▶ **EXERCISE**: Your answer should be a single number: the count of lines in the entries below that contain "JSON".

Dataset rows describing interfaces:
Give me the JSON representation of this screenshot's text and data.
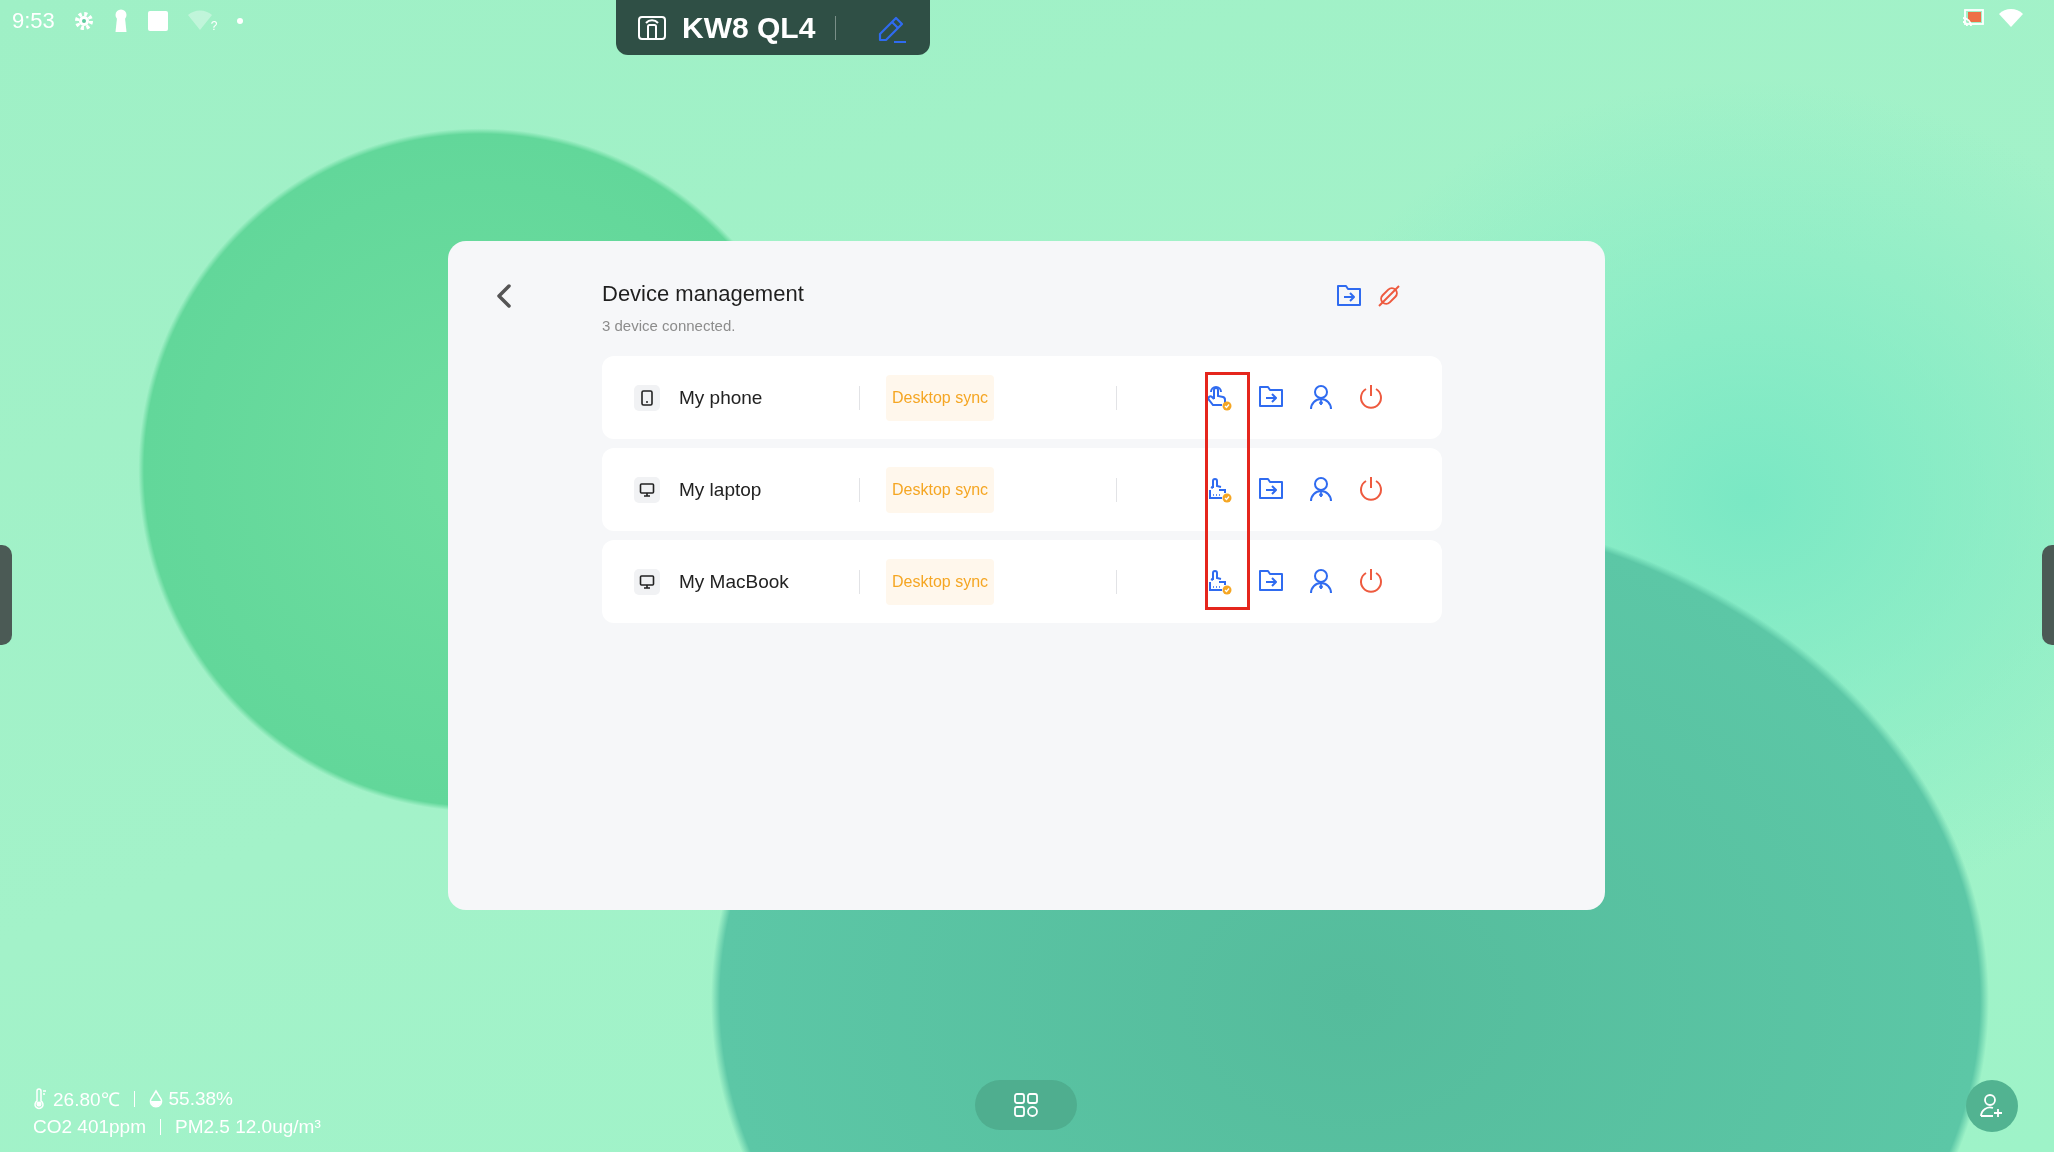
{
  "status_bar": {
    "time": "9:53",
    "wifi_badge": "?"
  },
  "device_pill": {
    "name": "KW8 QL4"
  },
  "panel": {
    "title": "Device management",
    "subtitle": "3 device connected.",
    "devices": [
      {
        "kind": "phone",
        "name": "My phone",
        "tag": "Desktop sync"
      },
      {
        "kind": "computer",
        "name": "My laptop",
        "tag": "Desktop sync"
      },
      {
        "kind": "computer",
        "name": "My MacBook",
        "tag": "Desktop sync"
      }
    ]
  },
  "environment": {
    "temperature": "26.80℃",
    "humidity": "55.38%",
    "co2": "CO2 401ppm",
    "pm25": "PM2.5 12.0ug/m³"
  }
}
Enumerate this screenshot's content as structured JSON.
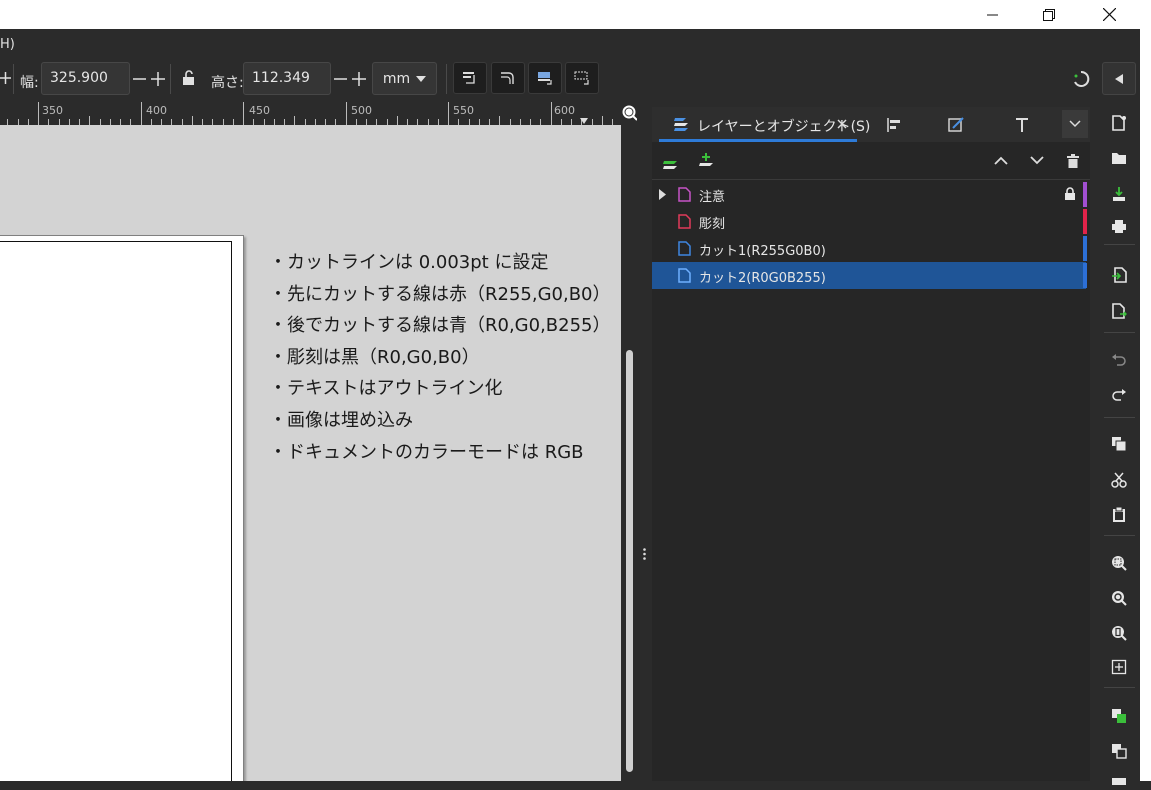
{
  "menubar": {
    "fragment": "H)"
  },
  "toolbar": {
    "width_label": "幅:",
    "width_value": "325.900",
    "height_label": "高さ:",
    "height_value": "112.349",
    "unit": "mm"
  },
  "ruler": {
    "labels": [
      "350",
      "400",
      "450",
      "500",
      "550",
      "600"
    ]
  },
  "notes": {
    "lines": [
      "・カットラインは 0.003pt に設定",
      "・先にカットする線は赤（R255,G0,B0）",
      "・後でカットする線は青（R0,G0,B255）",
      "・彫刻は黒（R0,G0,B0）",
      "・テキストはアウトライン化",
      "・画像は埋め込み",
      "・ドキュメントのカラーモードは RGB"
    ]
  },
  "panel": {
    "active_tab": "レイヤーとオブジェクト(S)",
    "layers": [
      {
        "name": "注意",
        "icon_color": "#c653c6",
        "bar_color": "#a14fd1",
        "locked": true,
        "expandable": true,
        "selected": false
      },
      {
        "name": "彫刻",
        "icon_color": "#e03a5a",
        "bar_color": "#e0234a",
        "locked": false,
        "expandable": false,
        "selected": false
      },
      {
        "name": "カット1(R255G0B0)",
        "icon_color": "#3f86e0",
        "bar_color": "#2c6fd6",
        "locked": false,
        "expandable": false,
        "selected": false
      },
      {
        "name": "カット2(R0G0B255)",
        "icon_color": "#3f86e0",
        "bar_color": "#2c6fd6",
        "locked": false,
        "expandable": false,
        "selected": true
      }
    ]
  },
  "colors": {
    "accent": "#2e7bd8",
    "selection": "#1f5597",
    "canvas": "#d3d3d3"
  }
}
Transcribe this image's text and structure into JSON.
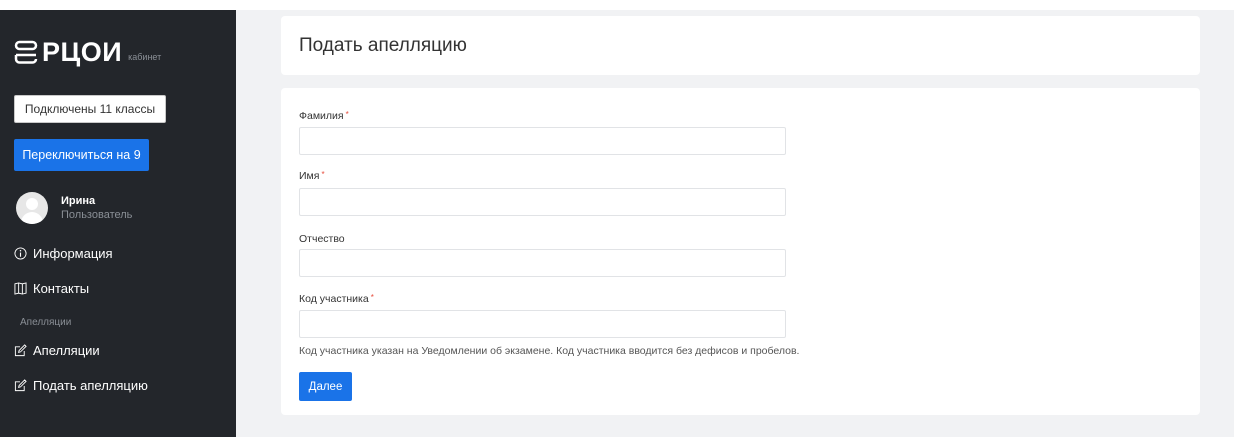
{
  "brand": {
    "name": "РЦОИ",
    "subtitle": "кабинет"
  },
  "sidebar": {
    "connected_label": "Подключены 11 классы",
    "switch_label": "Переключиться на 9",
    "user": {
      "name": "Ирина",
      "role": "Пользователь"
    },
    "items": [
      {
        "label": "Информация",
        "icon": "info-circle-icon"
      },
      {
        "label": "Контакты",
        "icon": "map-icon"
      }
    ],
    "section_label": "Апелляции",
    "section_items": [
      {
        "label": "Апелляции",
        "icon": "edit-icon"
      },
      {
        "label": "Подать апелляцию",
        "icon": "edit-icon"
      }
    ]
  },
  "page": {
    "title": "Подать апелляцию"
  },
  "form": {
    "fields": [
      {
        "label": "Фамилия",
        "required": true,
        "value": ""
      },
      {
        "label": "Имя",
        "required": true,
        "value": ""
      },
      {
        "label": "Отчество",
        "required": false,
        "value": ""
      },
      {
        "label": "Код участника",
        "required": true,
        "value": ""
      }
    ],
    "required_mark": "*",
    "hint": "Код участника указан на Уведомлении об экзамене. Код участника вводится без дефисов и пробелов.",
    "submit_label": "Далее"
  },
  "colors": {
    "sidebar_bg": "#23262b",
    "accent": "#1a73e8",
    "content_bg": "#f1f2f4",
    "required": "#e74c3c"
  }
}
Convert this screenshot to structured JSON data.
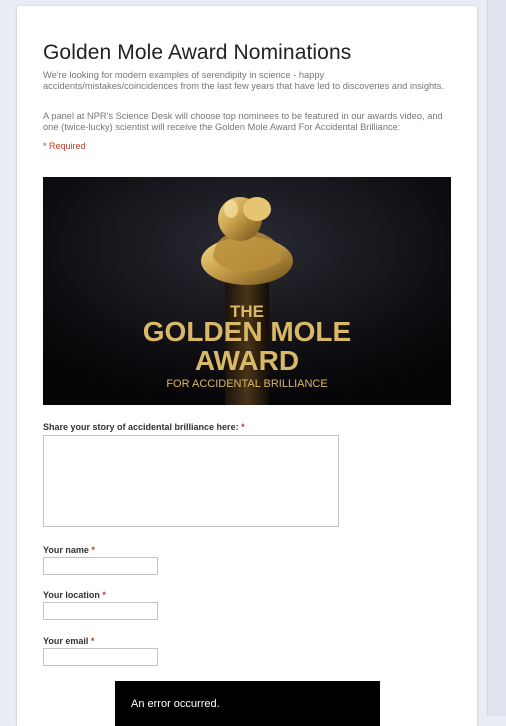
{
  "form": {
    "title": "Golden Mole Award Nominations",
    "description_1": "We're looking for modern examples of serendipity in science - happy accidents/mistakes/coincidences from the last few years that have led to discoveries and insights.",
    "description_2": "A panel at NPR's Science Desk will choose top nominees to be featured in our awards video, and one (twice-lucky) scientist will receive the Golden Mole Award For Accidental Brilliance:",
    "required_note": "* Required"
  },
  "banner": {
    "line1": "THE",
    "line2": "GOLDEN MOLE",
    "line3": "AWARD",
    "line4": "FOR ACCIDENTAL BRILLIANCE"
  },
  "fields": {
    "story_label": "Share your story of accidental brilliance here:",
    "name_label": "Your name",
    "location_label": "Your location",
    "email_label": "Your email",
    "required_marker": "*"
  },
  "toast": {
    "message": "An error occurred."
  },
  "colors": {
    "required": "#c53929",
    "gold": "#c9a14a",
    "page_background": "#e9ecf5"
  }
}
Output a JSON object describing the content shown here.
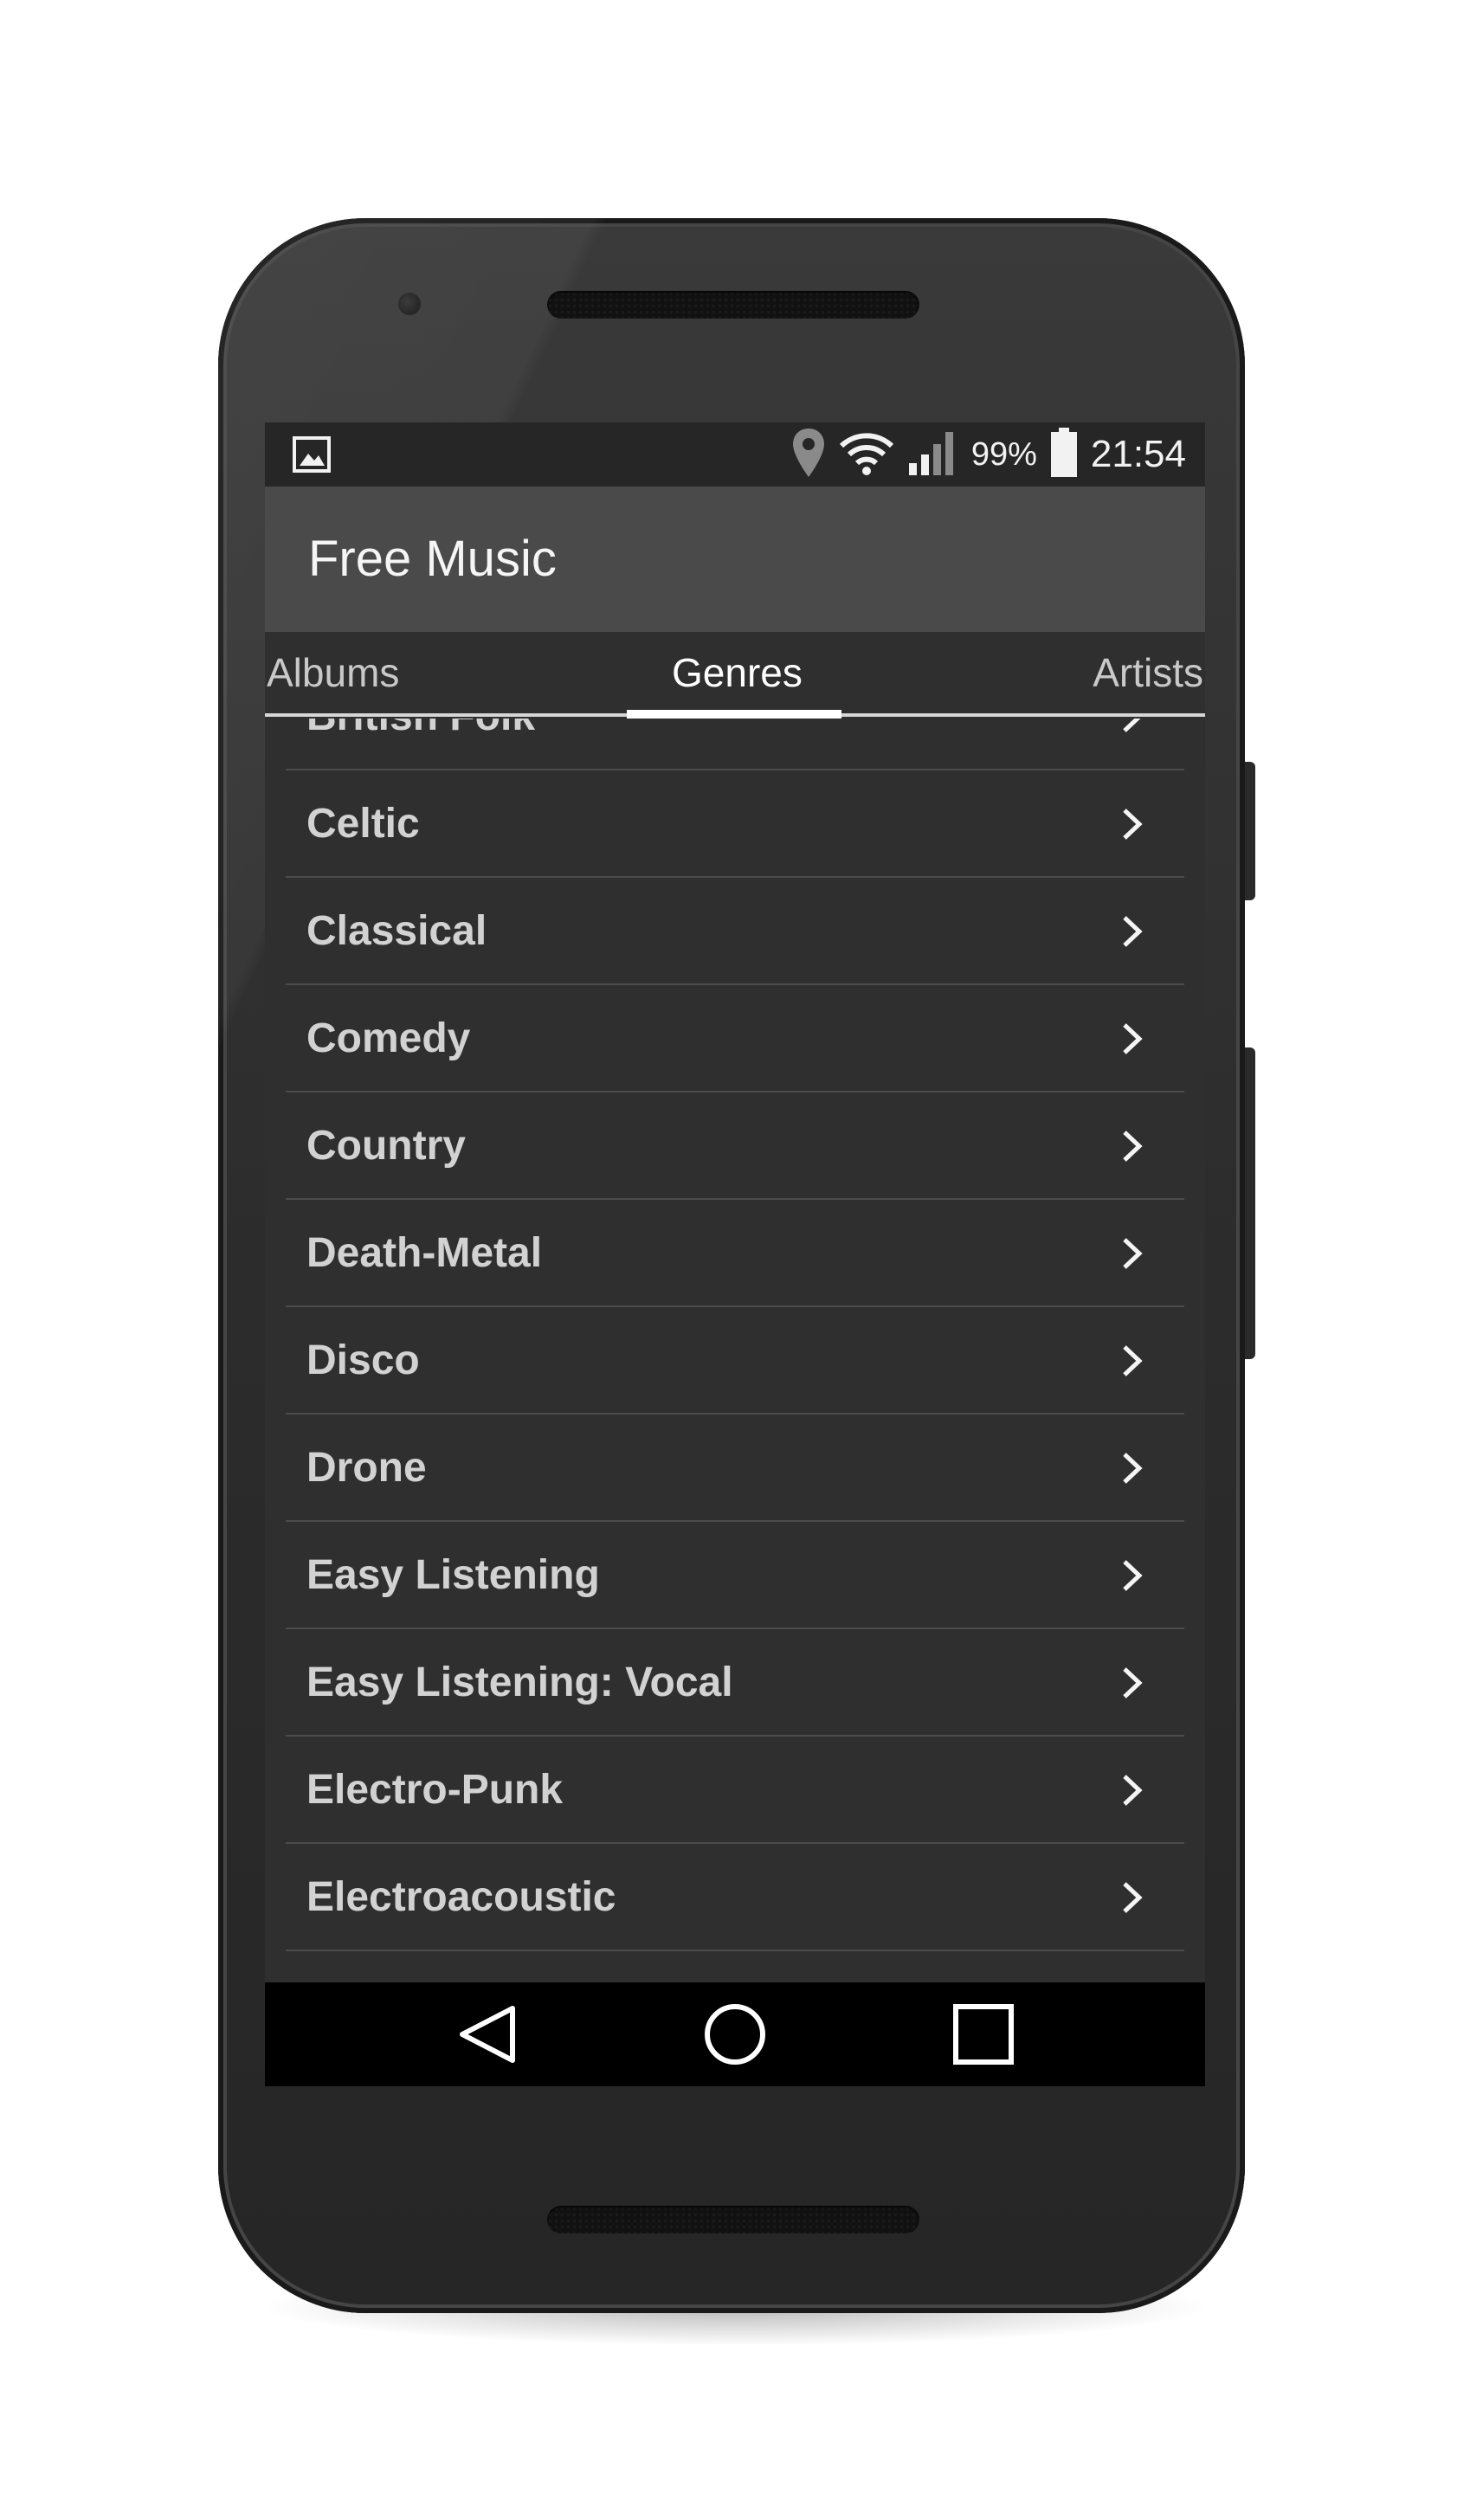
{
  "status_bar": {
    "battery_percent": "99%",
    "time": "21:54",
    "icons": [
      "image-icon",
      "location-icon",
      "wifi-icon",
      "signal-icon",
      "battery-icon"
    ]
  },
  "app_bar": {
    "title": "Free Music"
  },
  "tabs": [
    {
      "label": "Albums",
      "active": false
    },
    {
      "label": "Genres",
      "active": true
    },
    {
      "label": "Artists",
      "active": false
    }
  ],
  "genres": [
    "British Folk",
    "Celtic",
    "Classical",
    "Comedy",
    "Country",
    "Death-Metal",
    "Disco",
    "Drone",
    "Easy Listening",
    "Easy Listening: Vocal",
    "Electro-Punk",
    "Electroacoustic"
  ],
  "nav_bar": {
    "icons": [
      "back-icon",
      "home-icon",
      "recents-icon"
    ]
  }
}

▶ **WRITTEN REPLY**: 5